As I read this, I am challenged to consider how much I pursue the Lord’s leading, how certain I am about His calling, and if I am willing to be so certain that I will and do stand in the midst of opposition to that call and leading. What about you?
Nehemiah has collected all the facts. The city is no longer as large as it was before the exile. Historians suggest the circumference of the city was possibly a mile and a half and encompassed 80 or 90 acres. That sounds small, but please keep in mind there was rubble everywhere and no backhoes or other equipment we could commonly employ today to get this task done.
One other quality of Nehemiah becomes evident as they prepare to rebuild is how well thought out his plan is. He lets everyone know he has divided up the work between various groups with attention to where the groups lived so they could work nearest to where their own homes were located. That certainly was effective to get ‘buy-in’ for the task at hand and scripture catches us up with a picture of how zealously the people began to work. Clearly, he had communicated his mission and now had an organized team setting about the task.

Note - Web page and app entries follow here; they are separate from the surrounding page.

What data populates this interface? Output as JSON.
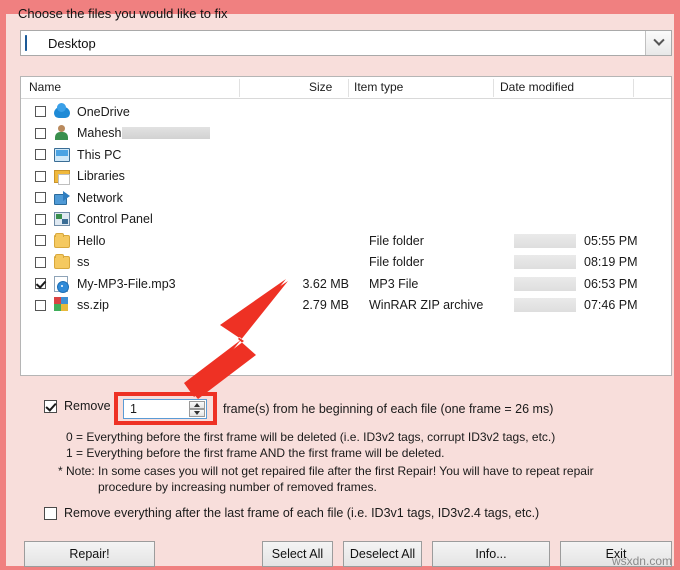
{
  "dialog": {
    "title": "Choose the files you would like to fix",
    "location": {
      "value": "Desktop",
      "icon": "desktop-icon"
    }
  },
  "file_list": {
    "columns": [
      "Name",
      "Size",
      "Item type",
      "Date modified"
    ],
    "rows": [
      {
        "checked": false,
        "icon": "onedrive-cloud-icon",
        "name": "OneDrive",
        "redacted_name": false,
        "size": "",
        "type": "",
        "date_redacted": false,
        "time": ""
      },
      {
        "checked": false,
        "icon": "user-icon",
        "name": "Mahesh",
        "redacted_name": true,
        "size": "",
        "type": "",
        "date_redacted": false,
        "time": ""
      },
      {
        "checked": false,
        "icon": "this-pc-icon",
        "name": "This PC",
        "redacted_name": false,
        "size": "",
        "type": "",
        "date_redacted": false,
        "time": ""
      },
      {
        "checked": false,
        "icon": "libraries-icon",
        "name": "Libraries",
        "redacted_name": false,
        "size": "",
        "type": "",
        "date_redacted": false,
        "time": ""
      },
      {
        "checked": false,
        "icon": "network-icon",
        "name": "Network",
        "redacted_name": false,
        "size": "",
        "type": "",
        "date_redacted": false,
        "time": ""
      },
      {
        "checked": false,
        "icon": "control-panel-icon",
        "name": "Control Panel",
        "redacted_name": false,
        "size": "",
        "type": "",
        "date_redacted": false,
        "time": ""
      },
      {
        "checked": false,
        "icon": "folder-icon",
        "name": "Hello",
        "redacted_name": false,
        "size": "",
        "type": "File folder",
        "date_redacted": true,
        "time": "05:55 PM"
      },
      {
        "checked": false,
        "icon": "folder-icon",
        "name": "ss",
        "redacted_name": false,
        "size": "",
        "type": "File folder",
        "date_redacted": true,
        "time": "08:19 PM"
      },
      {
        "checked": true,
        "icon": "mp3-file-icon",
        "name": "My-MP3-File.mp3",
        "redacted_name": false,
        "size": "3.62 MB",
        "type": "MP3 File",
        "date_redacted": true,
        "time": "06:53 PM"
      },
      {
        "checked": false,
        "icon": "zip-archive-icon",
        "name": "ss.zip",
        "redacted_name": false,
        "size": "2.79 MB",
        "type": "WinRAR ZIP archive",
        "date_redacted": true,
        "time": "07:46 PM"
      }
    ]
  },
  "options": {
    "remove_frames": {
      "checked": true,
      "label_before": "Remove",
      "value": "1",
      "label_after": "frame(s) from he beginning of each file (one frame = 26 ms)"
    },
    "help_lines": [
      "0 = Everything before the first frame will be deleted (i.e. ID3v2 tags, corrupt ID3v2 tags, etc.)",
      "1 = Everything before the first frame AND the first frame will be deleted.",
      "* Note: In some cases you will not get repaired file after the first Repair! You will have to repeat repair",
      "procedure by increasing number of removed frames."
    ],
    "remove_after_last": {
      "checked": false,
      "label": "Remove everything after the last frame of each file (i.e. ID3v1 tags, ID3v2.4 tags, etc.)"
    }
  },
  "buttons": {
    "repair": "Repair!",
    "select_all": "Select All",
    "deselect_all": "Deselect All",
    "info": "Info...",
    "exit": "Exit"
  },
  "annotation": {
    "arrow": "red-arrow-pointing-to-spinner",
    "highlight_color": "#ee3124"
  },
  "watermark": "wsxdn.com"
}
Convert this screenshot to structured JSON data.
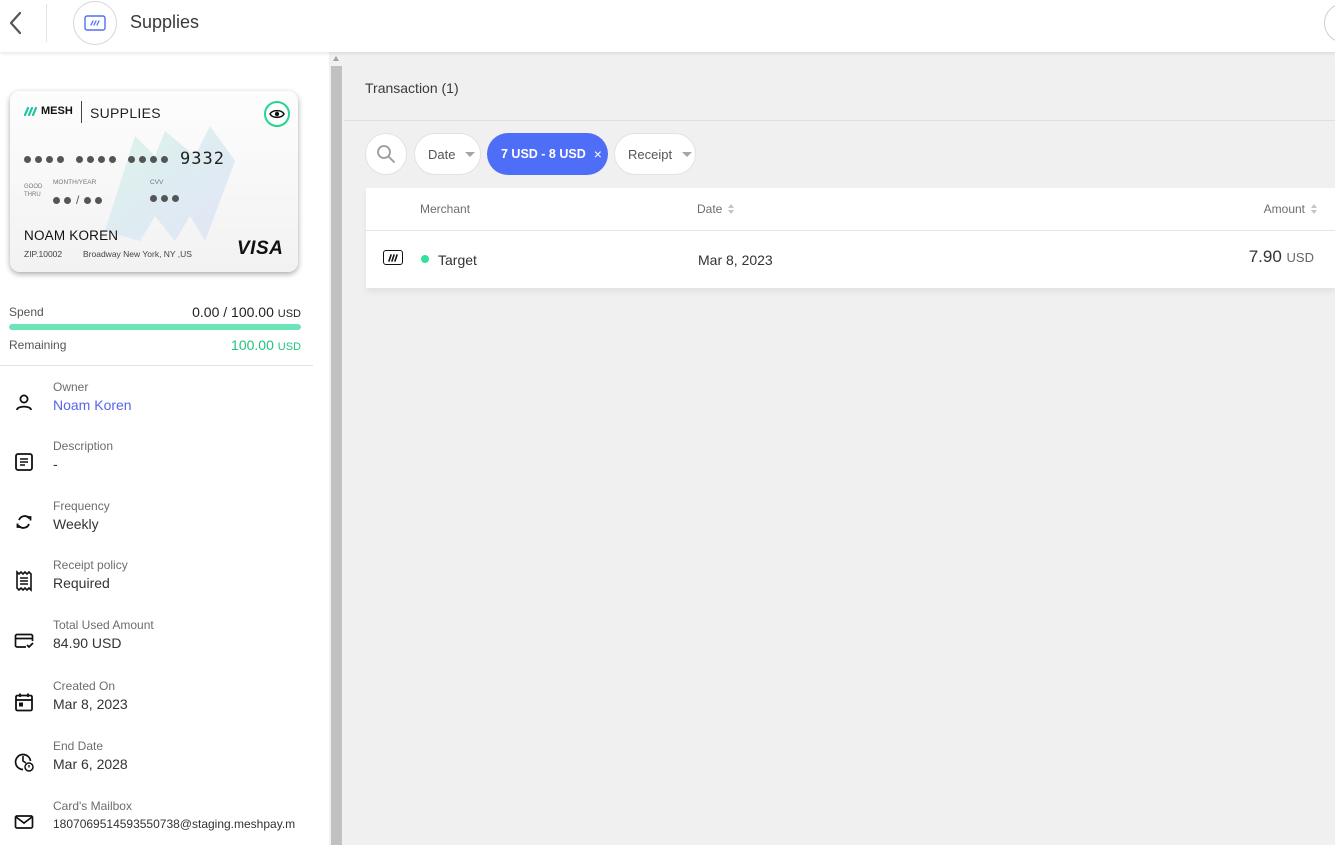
{
  "header": {
    "title": "Supplies"
  },
  "card": {
    "brand": "MESH",
    "name": "SUPPLIES",
    "last4": "9332",
    "good_thru": "GOOD THRU",
    "month_year_label": "MONTH/YEAR",
    "cvv_label": "CVV",
    "holder": "NOAM KOREN",
    "zip": "ZIP.10002",
    "address": "Broadway New York, NY ,US",
    "network": "VISA",
    "colors": {
      "accent": "#25d48f"
    }
  },
  "spend": {
    "label": "Spend",
    "value": "0.00 / 100.00",
    "unit": "USD",
    "progress_fraction": 1.0,
    "remaining_label": "Remaining",
    "remaining_value": "100.00",
    "remaining_unit": "USD"
  },
  "details": [
    {
      "icon": "person-icon",
      "label": "Owner",
      "value": "Noam Koren"
    },
    {
      "icon": "description-icon",
      "label": "Description",
      "value": "-"
    },
    {
      "icon": "repeat-icon",
      "label": "Frequency",
      "value": "Weekly"
    },
    {
      "icon": "receipt-icon",
      "label": "Receipt policy",
      "value": "Required"
    },
    {
      "icon": "card-check-icon",
      "label": "Total Used Amount",
      "value": "84.90 USD"
    },
    {
      "icon": "calendar-icon",
      "label": "Created On",
      "value": "Mar 8, 2023"
    },
    {
      "icon": "clock-icon",
      "label": "End Date",
      "value": "Mar 6, 2028"
    },
    {
      "icon": "mail-icon",
      "label": "Card's Mailbox",
      "value": "1807069514593550738@staging.meshpay.m"
    }
  ],
  "transactions": {
    "title": "Transaction (1)",
    "filters": {
      "date_label": "Date",
      "amount_label": "7 USD - 8 USD",
      "receipt_label": "Receipt"
    },
    "columns": {
      "merchant": "Merchant",
      "date": "Date",
      "amount": "Amount"
    },
    "rows": [
      {
        "merchant": "Target",
        "date": "Mar 8, 2023",
        "amount": "7.90",
        "unit": "USD",
        "status_color": "#2ee39d"
      }
    ]
  }
}
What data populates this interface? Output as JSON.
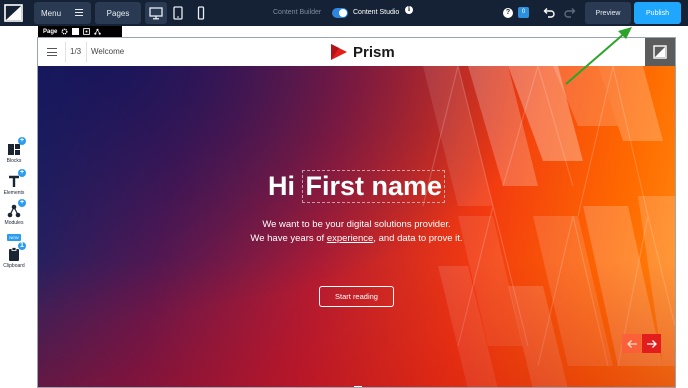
{
  "toolbar": {
    "menu_label": "Menu",
    "pages_label": "Pages",
    "content_builder_label": "Content Builder",
    "content_studio_label": "Content Studio",
    "content_studio_enabled": true,
    "notification_count": "0",
    "preview_label": "Preview",
    "publish_label": "Publish",
    "device_active": "desktop"
  },
  "sidebar": {
    "items": [
      {
        "label": "Blocks",
        "icon": "blocks-icon"
      },
      {
        "label": "Elements",
        "icon": "elements-icon"
      },
      {
        "label": "Modules",
        "icon": "modules-icon",
        "badge": "NEW"
      },
      {
        "label": "Clipboard",
        "icon": "clipboard-icon",
        "count": "1"
      }
    ]
  },
  "page_bar": {
    "label": "Page"
  },
  "site": {
    "counter": "1/3",
    "nav_label": "Welcome",
    "brand_name": "Prism"
  },
  "hero": {
    "greeting": "Hi",
    "name_placeholder": "First name",
    "line1": "We want to be your digital solutions provider.",
    "line2_before": "We have years of ",
    "line2_link": "experience",
    "line2_after": ", and data to prove it.",
    "cta_label": "Start reading"
  },
  "colors": {
    "toolbar_bg": "#152235",
    "accent_blue": "#1ea7fd",
    "brand_red": "#e31c1c",
    "annotation_green": "#2aa52a"
  }
}
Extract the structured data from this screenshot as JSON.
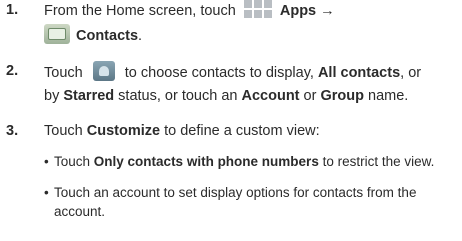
{
  "steps": [
    {
      "num": "1.",
      "text_a": "From the Home screen, touch",
      "apps_label": "Apps",
      "arrow": "→",
      "contacts_label": "Contacts",
      "period": "."
    },
    {
      "num": "2.",
      "line1_a": "Touch",
      "line1_b": "to choose contacts to display,",
      "all_contacts": "All contacts",
      "line1_c": ", or",
      "line2_a": "by",
      "starred": "Starred",
      "line2_b": "status, or touch an",
      "account": "Account",
      "line2_c": "or",
      "group": "Group",
      "line2_d": "name."
    },
    {
      "num": "3.",
      "text_a": "Touch",
      "customize": "Customize",
      "text_b": "to define a custom view:"
    }
  ],
  "bullets": [
    {
      "a": "Touch",
      "b": "Only contacts with phone numbers",
      "c": "to restrict the view."
    },
    {
      "a": "Touch an account to set display options for contacts from the",
      "a2": "account."
    }
  ],
  "icons": {
    "apps": "apps-grid-icon",
    "contacts": "contacts-folder-icon",
    "display": "display-options-icon"
  }
}
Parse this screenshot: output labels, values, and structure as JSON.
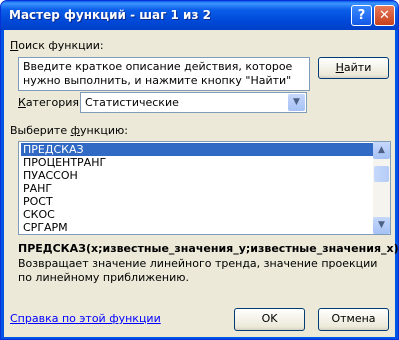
{
  "window": {
    "title": "Мастер функций - шаг 1 из 2",
    "help_icon": "?",
    "close_icon": "✕"
  },
  "search": {
    "label_pre": "",
    "label_ul": "П",
    "label_post": "оиск функции:",
    "description": "Введите краткое описание действия, которое нужно выполнить, и нажмите кнопку \"Найти\"",
    "find_button_ul": "Н",
    "find_button_post": "айти"
  },
  "category": {
    "label_ul": "К",
    "label_post": "атегория:",
    "value": "Статистические"
  },
  "functions": {
    "label_pre": "Выберите ",
    "label_ul": "ф",
    "label_post": "ункцию:",
    "items": [
      "ПРЕДСКАЗ",
      "ПРОЦЕНТРАНГ",
      "ПУАССОН",
      "РАНГ",
      "РОСТ",
      "СКОС",
      "СРГАРМ"
    ],
    "selected_index": 0,
    "scroll_position_fraction": 0.15
  },
  "details": {
    "signature": "ПРЕДСКАЗ(x;известные_значения_y;известные_значения_x)",
    "explanation": "Возвращает значение линейного тренда, значение проекции по линейному приближению."
  },
  "footer": {
    "help_link": "Справка по этой функции",
    "ok_label": "OK",
    "cancel_label": "Отмена"
  }
}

Consider this. This was a small city and likely there were not a lot of people living there. Certainly, it would have been to their benefit to start this project long before now to assure their security, but nothing happened until Nehemiah arrived on the scene.
What a perfect example of why we need a godly leader whose prayers and faith have equipped him or her for the up building of the Kingdom through whatever ministry or place each of us has been called. He or she is needed to protect God’s people.
Make no mistake about it. A godly leader acts.
Next time I want to look at what happens when a godly leader faces opposition. I hope you will join me as we spend a little more time in the book of Nehemiah.